▶ **ASSIGNMENT**
Each line of the data below containing "Focus" needs to be listed.

*** Opening SOURCE DATA ***

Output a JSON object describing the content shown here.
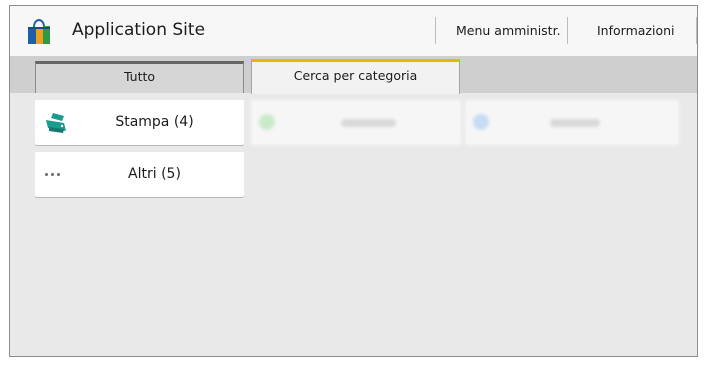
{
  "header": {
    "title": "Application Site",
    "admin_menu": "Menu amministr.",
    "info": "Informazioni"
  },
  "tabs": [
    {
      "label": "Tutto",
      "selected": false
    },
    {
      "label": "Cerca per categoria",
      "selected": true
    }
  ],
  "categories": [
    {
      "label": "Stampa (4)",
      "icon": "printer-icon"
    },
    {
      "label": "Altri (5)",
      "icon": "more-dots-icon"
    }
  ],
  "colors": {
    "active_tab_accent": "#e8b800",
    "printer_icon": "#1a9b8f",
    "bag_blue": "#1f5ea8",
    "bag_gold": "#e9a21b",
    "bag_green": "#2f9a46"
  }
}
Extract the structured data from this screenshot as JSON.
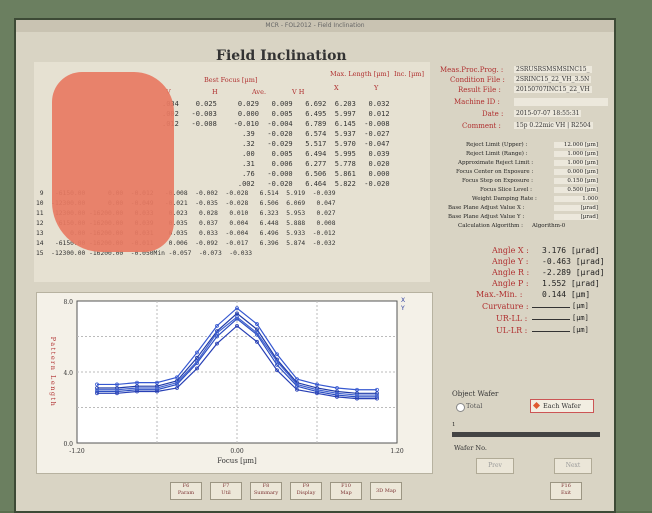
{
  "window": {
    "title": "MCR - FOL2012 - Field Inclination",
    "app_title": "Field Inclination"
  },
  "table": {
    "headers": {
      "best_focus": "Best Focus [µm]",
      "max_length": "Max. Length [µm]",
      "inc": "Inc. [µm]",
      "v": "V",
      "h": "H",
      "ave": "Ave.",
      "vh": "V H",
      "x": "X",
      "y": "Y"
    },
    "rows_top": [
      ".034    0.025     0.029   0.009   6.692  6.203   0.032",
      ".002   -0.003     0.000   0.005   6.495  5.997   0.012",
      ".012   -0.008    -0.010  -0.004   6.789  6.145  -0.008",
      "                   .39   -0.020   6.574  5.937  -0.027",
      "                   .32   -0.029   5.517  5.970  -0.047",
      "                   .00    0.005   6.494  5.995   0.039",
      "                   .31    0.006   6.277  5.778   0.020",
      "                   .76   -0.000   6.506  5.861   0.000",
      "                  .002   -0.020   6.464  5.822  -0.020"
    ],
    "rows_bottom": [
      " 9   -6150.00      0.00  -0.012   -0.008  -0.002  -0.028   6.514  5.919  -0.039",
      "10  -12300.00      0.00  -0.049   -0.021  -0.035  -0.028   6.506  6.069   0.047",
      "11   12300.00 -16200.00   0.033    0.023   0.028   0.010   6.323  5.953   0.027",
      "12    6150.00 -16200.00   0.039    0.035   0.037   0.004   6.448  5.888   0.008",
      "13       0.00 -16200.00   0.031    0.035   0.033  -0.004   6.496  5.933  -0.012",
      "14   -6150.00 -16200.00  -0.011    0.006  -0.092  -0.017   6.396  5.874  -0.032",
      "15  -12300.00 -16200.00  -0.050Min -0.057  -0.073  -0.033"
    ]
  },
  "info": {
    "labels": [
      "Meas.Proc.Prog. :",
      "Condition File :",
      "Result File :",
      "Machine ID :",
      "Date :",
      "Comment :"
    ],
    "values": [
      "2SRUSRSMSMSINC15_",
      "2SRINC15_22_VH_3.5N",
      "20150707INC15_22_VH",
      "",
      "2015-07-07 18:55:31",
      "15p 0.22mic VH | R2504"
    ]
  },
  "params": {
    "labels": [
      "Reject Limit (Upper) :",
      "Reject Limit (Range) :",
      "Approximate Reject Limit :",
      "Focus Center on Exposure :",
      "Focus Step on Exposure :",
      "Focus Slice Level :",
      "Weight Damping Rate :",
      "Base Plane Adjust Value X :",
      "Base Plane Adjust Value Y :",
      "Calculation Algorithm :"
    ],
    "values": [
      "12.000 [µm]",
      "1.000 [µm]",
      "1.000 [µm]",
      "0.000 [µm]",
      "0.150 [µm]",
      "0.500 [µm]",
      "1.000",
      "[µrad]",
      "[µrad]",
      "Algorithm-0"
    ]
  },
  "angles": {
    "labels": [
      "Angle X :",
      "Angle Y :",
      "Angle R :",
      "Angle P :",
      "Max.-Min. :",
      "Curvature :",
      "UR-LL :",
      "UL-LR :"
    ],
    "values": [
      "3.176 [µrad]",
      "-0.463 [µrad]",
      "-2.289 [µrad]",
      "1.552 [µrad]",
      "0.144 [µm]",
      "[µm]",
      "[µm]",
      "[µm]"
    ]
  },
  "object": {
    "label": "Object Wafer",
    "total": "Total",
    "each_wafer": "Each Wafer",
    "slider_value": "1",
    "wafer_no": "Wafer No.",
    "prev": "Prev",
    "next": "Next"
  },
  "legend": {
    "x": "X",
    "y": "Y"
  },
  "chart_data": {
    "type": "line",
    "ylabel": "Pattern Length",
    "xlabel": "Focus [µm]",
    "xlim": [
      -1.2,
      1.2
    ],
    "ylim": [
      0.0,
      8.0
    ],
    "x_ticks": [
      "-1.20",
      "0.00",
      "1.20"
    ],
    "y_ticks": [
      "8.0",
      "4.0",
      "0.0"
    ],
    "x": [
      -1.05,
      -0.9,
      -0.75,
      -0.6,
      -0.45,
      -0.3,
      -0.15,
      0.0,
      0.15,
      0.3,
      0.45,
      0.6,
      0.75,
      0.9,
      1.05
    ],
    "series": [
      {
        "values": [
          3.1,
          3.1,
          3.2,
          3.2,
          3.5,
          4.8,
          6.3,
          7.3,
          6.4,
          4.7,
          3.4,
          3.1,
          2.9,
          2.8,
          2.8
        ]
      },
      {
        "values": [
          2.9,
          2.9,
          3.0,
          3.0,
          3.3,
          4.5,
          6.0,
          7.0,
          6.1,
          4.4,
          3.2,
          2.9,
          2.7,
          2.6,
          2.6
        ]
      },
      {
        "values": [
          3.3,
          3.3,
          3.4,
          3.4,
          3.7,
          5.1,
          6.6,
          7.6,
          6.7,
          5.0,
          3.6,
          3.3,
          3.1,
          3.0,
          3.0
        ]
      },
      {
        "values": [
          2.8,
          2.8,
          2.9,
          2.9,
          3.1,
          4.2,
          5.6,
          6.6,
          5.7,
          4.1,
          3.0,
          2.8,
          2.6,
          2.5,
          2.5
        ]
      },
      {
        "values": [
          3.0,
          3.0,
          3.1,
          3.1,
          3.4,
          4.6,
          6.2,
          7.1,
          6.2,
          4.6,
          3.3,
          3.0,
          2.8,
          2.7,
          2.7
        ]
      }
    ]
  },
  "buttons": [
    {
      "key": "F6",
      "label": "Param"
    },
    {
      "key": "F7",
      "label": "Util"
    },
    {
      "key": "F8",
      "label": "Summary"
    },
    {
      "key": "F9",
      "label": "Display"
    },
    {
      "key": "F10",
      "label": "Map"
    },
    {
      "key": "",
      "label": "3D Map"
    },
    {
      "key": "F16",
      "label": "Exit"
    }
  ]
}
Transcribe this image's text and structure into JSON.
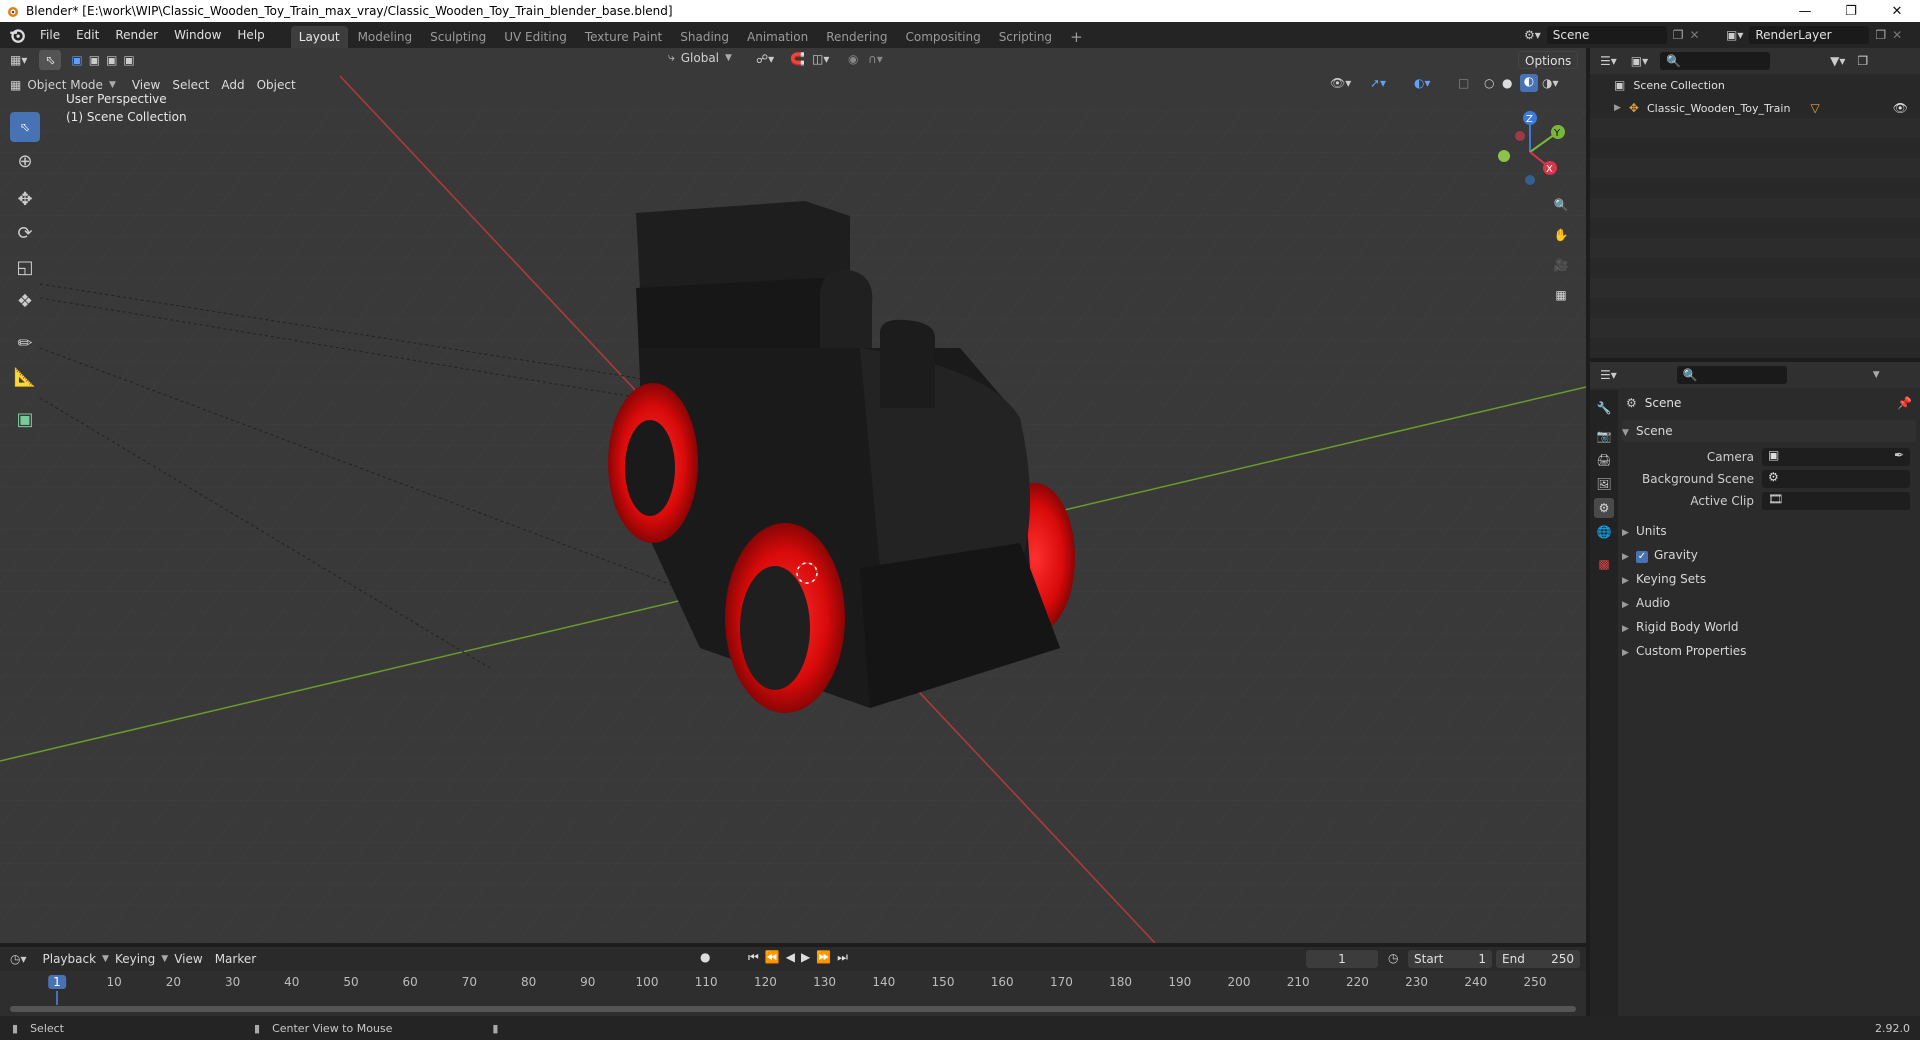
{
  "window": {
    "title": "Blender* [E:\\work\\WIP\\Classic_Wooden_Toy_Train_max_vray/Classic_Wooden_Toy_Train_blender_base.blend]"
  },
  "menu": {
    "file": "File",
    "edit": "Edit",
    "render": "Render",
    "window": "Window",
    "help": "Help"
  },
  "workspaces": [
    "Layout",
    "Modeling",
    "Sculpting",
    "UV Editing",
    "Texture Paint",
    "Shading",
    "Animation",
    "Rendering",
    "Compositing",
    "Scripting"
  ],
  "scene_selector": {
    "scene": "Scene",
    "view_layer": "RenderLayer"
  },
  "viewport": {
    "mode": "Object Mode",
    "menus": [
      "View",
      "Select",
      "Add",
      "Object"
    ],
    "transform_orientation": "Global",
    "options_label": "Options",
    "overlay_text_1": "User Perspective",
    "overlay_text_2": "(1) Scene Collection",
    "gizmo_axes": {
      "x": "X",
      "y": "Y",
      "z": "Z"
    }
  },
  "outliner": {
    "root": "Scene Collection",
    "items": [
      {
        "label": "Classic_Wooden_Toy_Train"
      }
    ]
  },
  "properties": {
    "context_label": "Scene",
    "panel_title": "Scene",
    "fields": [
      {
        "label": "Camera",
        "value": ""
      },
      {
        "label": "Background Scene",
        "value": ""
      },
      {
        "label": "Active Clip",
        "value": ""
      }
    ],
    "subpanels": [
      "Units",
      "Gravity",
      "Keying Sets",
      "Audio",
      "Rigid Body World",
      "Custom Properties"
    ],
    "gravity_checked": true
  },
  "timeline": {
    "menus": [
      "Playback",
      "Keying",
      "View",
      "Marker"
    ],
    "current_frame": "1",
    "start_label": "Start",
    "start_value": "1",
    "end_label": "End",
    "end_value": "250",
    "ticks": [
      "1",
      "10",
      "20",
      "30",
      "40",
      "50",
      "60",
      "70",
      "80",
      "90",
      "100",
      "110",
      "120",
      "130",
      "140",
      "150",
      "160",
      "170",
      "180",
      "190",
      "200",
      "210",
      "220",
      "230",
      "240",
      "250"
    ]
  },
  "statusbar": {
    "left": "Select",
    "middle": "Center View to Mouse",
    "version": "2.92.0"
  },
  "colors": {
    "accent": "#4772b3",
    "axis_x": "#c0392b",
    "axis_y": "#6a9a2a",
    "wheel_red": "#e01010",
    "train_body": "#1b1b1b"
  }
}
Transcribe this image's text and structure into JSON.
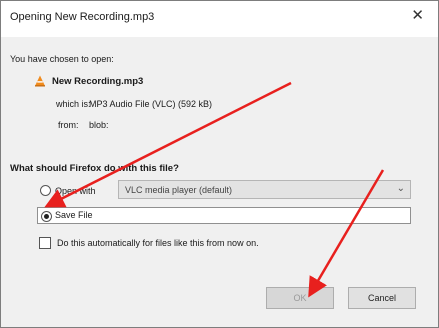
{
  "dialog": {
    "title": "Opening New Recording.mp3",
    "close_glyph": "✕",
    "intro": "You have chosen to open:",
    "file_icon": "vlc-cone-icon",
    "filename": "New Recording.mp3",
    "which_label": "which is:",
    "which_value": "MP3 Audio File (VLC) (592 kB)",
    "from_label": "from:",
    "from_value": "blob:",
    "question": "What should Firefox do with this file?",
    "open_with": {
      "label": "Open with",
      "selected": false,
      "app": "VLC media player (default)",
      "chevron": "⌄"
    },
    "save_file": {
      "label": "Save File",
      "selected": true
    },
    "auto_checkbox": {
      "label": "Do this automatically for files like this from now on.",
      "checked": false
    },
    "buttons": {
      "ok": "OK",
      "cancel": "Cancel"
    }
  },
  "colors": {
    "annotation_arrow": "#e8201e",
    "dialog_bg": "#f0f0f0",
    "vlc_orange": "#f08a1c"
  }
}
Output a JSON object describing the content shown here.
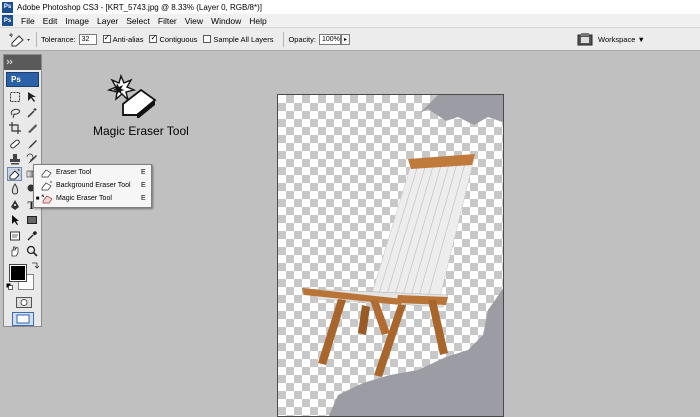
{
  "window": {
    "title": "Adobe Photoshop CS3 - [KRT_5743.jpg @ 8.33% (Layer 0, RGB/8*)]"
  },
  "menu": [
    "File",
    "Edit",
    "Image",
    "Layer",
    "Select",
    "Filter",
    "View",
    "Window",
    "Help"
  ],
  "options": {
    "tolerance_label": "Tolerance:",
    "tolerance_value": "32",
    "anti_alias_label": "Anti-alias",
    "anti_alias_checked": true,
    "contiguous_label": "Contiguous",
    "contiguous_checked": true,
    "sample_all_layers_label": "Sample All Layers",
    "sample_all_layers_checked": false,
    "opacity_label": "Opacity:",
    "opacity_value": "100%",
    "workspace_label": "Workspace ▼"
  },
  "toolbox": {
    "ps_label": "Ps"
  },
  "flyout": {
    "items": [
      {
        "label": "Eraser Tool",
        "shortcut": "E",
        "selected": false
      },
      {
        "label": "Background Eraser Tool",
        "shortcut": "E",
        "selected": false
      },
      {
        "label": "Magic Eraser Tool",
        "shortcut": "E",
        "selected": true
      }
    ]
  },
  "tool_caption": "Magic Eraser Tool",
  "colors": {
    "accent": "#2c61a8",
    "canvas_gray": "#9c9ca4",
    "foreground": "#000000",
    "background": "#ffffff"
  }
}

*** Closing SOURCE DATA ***

▶ **SOLUTION**
      "best_focus": "Best Focus [µm]",
      "Focus Center on Exposure :",
      "Focus Step on Exposure :",
      "Focus Slice Level :",
    "xlabel": "Focus [µm]",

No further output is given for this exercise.